Your task: Using the data below, work out how many lines contain "legend", and report only that number.

Element data from apps and pages
▬▬▬▬▬▬▬▬▬▬

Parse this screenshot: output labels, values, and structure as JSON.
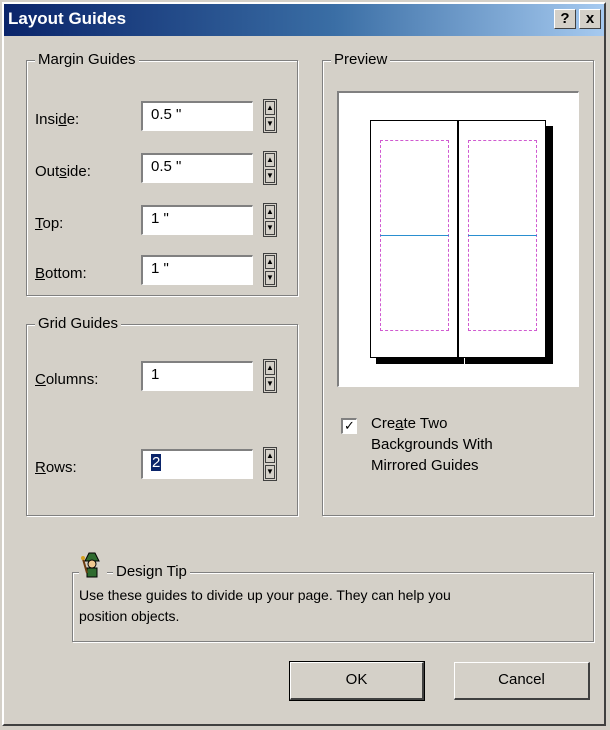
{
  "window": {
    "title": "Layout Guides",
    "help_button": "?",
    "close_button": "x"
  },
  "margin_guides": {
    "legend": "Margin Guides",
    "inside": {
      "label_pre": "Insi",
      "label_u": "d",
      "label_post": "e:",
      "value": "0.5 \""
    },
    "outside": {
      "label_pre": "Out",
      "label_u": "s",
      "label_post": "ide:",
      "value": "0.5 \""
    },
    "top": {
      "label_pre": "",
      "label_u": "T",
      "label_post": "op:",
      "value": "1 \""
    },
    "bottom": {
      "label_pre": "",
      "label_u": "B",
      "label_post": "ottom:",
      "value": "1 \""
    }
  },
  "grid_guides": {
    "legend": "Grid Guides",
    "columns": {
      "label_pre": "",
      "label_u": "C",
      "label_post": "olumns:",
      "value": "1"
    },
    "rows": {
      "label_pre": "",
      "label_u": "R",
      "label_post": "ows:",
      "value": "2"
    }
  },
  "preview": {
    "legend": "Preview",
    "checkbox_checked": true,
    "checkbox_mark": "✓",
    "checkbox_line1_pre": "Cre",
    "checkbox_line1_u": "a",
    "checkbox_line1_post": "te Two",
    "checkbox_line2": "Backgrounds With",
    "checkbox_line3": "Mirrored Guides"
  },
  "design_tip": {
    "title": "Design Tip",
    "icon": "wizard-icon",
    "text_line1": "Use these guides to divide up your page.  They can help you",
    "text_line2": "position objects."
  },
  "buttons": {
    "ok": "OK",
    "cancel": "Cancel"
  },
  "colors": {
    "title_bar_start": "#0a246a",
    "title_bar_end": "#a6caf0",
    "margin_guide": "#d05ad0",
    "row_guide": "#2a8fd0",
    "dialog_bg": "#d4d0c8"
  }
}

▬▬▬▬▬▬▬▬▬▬

Response to the exercise: 3